Simultaneously, I was fascinated by the music videos on MTV. I had never heard any music like the kind they aired, much less seen the videos that accompanied them. This was back when MTV actually showed videos practically all day-- no douchebags whining about crap on reality shows. The two videos that defined that summer were LL Cool J's "I'm the Type of Guy" and Neneh Cherry's "Buffalo Stance." I can still sing most of the lyrics to both of those songs. I waited lustily for those songs when I had control of the TV, and I reveled in their melodic genius. Neneh Cherry's song was especially wonderful, because as a kid, I was always trying to figure out what a buffalo stance must be. I imagined it to be a strong, regal stance, one like John Wayne affects in John Ford movies (I didn't know the John Ford part back then, but my granddad had always been a John Wayne fan, so I had an image.)
When I wasn't glued to the TV, I was riding a Huffy bike that my mother had found for me. It was one of the really old-timey ones, even back then: banana seat, large, jutting handlebars, wheel reflectors. There were a few kids in the neighborhood, and it was like a trip back to the 50s of Father Knows Best or something (again, I would not have known that reference then)-- we all raced down the street, played in yards, swam in the neighborhood pool. There weren't any kids back home, and it was great to just wander around on my bike, knocking on doors to ask if people could come out and play.

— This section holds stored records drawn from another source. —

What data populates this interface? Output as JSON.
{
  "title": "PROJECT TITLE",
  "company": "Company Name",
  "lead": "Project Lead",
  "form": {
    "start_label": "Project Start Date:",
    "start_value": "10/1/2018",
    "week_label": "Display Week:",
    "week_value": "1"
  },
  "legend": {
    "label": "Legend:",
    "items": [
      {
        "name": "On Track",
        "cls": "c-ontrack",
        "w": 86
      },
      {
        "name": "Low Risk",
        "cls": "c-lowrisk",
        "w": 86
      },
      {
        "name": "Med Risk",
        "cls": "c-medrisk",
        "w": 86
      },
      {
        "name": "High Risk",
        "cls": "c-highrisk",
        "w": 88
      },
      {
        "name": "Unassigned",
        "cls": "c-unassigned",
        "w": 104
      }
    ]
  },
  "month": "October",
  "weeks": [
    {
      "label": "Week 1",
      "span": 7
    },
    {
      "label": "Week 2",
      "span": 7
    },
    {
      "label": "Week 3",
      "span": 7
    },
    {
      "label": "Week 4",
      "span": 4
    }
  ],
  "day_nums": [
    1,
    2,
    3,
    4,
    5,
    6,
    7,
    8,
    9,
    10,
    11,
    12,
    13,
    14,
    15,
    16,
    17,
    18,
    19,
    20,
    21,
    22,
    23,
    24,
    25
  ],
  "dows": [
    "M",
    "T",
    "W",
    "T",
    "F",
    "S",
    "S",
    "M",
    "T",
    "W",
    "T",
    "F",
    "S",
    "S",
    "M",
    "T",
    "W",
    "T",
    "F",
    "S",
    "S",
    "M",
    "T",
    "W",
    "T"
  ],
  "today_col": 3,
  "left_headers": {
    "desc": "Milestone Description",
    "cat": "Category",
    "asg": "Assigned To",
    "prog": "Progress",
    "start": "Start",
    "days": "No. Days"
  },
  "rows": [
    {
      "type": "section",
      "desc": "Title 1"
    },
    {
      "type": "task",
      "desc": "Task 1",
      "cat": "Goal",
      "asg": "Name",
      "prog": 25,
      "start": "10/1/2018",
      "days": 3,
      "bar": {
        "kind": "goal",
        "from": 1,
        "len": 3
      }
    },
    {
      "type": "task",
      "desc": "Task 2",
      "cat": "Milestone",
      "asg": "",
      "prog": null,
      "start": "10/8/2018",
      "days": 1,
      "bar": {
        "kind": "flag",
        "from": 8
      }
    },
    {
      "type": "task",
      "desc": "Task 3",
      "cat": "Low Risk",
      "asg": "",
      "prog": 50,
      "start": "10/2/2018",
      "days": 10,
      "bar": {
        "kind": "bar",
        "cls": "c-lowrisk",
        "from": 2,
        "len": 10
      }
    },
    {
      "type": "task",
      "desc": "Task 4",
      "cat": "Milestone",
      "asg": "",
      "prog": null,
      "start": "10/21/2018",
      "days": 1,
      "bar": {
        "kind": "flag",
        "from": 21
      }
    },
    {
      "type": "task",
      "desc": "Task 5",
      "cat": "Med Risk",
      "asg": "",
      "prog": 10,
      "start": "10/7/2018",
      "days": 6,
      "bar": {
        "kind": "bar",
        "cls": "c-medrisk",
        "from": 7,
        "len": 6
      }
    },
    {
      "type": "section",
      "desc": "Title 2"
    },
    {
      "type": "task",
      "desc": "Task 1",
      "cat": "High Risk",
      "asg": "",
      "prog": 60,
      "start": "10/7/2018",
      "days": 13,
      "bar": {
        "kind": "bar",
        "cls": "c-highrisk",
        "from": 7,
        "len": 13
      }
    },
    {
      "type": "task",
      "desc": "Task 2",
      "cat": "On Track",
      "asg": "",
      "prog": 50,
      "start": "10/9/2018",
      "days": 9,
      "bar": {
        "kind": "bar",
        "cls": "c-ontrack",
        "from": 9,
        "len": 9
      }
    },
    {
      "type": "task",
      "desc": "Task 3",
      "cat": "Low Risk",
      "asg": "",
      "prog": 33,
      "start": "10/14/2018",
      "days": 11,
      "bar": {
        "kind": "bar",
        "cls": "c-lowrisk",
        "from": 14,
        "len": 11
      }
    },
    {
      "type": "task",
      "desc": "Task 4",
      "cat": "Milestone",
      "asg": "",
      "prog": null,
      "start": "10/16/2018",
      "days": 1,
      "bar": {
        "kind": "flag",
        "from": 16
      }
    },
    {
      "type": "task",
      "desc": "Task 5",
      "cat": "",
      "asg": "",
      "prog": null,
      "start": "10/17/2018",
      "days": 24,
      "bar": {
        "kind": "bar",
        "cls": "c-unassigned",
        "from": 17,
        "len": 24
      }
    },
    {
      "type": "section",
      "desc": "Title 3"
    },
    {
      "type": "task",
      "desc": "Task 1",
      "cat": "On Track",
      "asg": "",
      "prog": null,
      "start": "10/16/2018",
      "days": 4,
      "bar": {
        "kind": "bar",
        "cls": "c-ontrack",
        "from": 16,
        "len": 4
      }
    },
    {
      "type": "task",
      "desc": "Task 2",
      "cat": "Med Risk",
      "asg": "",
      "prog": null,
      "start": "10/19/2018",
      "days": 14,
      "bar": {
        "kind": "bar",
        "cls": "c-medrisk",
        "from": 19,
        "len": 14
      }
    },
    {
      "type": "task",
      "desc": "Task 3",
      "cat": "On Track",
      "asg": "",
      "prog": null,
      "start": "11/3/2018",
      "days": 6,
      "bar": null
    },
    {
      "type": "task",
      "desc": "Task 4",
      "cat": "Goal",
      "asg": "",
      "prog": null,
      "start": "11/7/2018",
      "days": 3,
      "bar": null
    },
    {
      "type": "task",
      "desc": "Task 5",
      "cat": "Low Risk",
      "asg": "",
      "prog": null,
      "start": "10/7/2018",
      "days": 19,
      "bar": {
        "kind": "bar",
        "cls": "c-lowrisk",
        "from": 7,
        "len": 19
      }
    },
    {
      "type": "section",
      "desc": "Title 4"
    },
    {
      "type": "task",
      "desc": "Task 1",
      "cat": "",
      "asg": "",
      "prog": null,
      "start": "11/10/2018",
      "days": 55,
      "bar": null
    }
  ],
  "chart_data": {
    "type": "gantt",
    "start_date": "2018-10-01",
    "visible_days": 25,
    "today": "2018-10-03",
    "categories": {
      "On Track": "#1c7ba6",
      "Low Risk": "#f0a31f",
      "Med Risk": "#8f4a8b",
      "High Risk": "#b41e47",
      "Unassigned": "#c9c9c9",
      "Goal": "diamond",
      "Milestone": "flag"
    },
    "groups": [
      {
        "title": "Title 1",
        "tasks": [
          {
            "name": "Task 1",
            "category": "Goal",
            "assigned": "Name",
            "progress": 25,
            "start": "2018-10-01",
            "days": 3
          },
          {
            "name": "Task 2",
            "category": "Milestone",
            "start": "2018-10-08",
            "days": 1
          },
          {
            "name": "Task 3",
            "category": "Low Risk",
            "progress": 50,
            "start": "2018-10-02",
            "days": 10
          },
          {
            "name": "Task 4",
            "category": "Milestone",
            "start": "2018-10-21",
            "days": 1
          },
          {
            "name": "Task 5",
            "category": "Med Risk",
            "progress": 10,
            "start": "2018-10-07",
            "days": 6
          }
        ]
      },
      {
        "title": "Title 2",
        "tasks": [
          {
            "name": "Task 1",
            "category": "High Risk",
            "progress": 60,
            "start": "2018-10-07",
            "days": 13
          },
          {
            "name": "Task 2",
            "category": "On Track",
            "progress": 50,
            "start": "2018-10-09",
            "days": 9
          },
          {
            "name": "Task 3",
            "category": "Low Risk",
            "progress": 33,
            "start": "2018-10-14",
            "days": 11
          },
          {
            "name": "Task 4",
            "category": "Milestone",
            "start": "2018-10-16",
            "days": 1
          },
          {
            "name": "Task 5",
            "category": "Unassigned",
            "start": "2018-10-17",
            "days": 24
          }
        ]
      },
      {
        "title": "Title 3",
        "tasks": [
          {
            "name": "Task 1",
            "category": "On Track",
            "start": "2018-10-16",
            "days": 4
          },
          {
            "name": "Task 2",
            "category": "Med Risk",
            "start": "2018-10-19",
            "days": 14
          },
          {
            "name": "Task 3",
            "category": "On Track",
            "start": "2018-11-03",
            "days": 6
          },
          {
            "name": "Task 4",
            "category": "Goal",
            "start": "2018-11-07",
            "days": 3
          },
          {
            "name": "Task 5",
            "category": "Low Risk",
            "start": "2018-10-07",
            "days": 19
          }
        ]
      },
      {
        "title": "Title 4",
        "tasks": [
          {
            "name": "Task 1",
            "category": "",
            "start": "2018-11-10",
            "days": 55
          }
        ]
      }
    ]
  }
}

An added benefit of the bike was that I was often asked to ride the half-mile or so to the convenience store. Mom and her husband had only one car, so when he was at work, the bike was the mode of transportation-- because who wants to walk in the heat? So, whenever the household needed milk or bread or the like, I took a trip up to the market. It was tricky on the way back sometimes, as I had no basket and bags could be bulky, but I liked the fact that I was the go-to guy in the event of a staple shortage.
The other nice part about the trips was the fact that Mom was suffering from a decidedly guilty conscience-- and so, the world was my candy store. Practically every time I went to the little market, there was an implicit agreement that I could get a little something for myself. My step-sister started to notice this fact, and she began to accompany me to the store to get her fair share. As a result, we became candy buddies. We never got too much per trip-- just a Blow-Pop, a few Tootsie Rolls, or a small package of candy to split. Predictably, too, we became competitive about how much candy each of us had or could keep. We began not to eat the candy immediately, to save it to try to amass a great trove of it. Initially, we put each put our candy in plastic bags, but then one day, my step-sister had the idea that we should store it in an empty jewelry box. It was one of those tiered jobbies to display three rows of storage. It was pink faux velvet, and I thought it was divine.
Not because it was pink or girly or a jewelry box, mind you, but because the candy was put on such brilliant full display by this little pink box. Jaw breakers, Dum-dums, Tart-n-Tiny's: they all glowed as if phosphorescent against the pale pink backdrop. I am comfortable in my masculinity... why are you snickering?
Anyway, over the summer, we were able to collect quite a variety of candies, eating only the smallest tariffs and putting the rest in the box. We knew which was whose, but we liked the picture that a full jewelry box painted, so we kept the candy together. At the end of the trip, we split up our treasure and I took home quite a sac of candy. There was something satisfying about seeing it all mixed together in a plastic bag-- it seemed like the happy union of myriad sweet treats, and I had to dig through a mass of crinkling plastic wrappers to find what I wanted at any one moment. I hid my prize in my closet, and I ate on it for months thereafter. It was a sad day, indeed, when the last piece passed these lips. I have, on occasion, dreamed of finding a large bag of mixed candy in my closet, and I think I must be subconsciously remembering that summer when Neneh Cherry and a pink jewelry box defined my young life.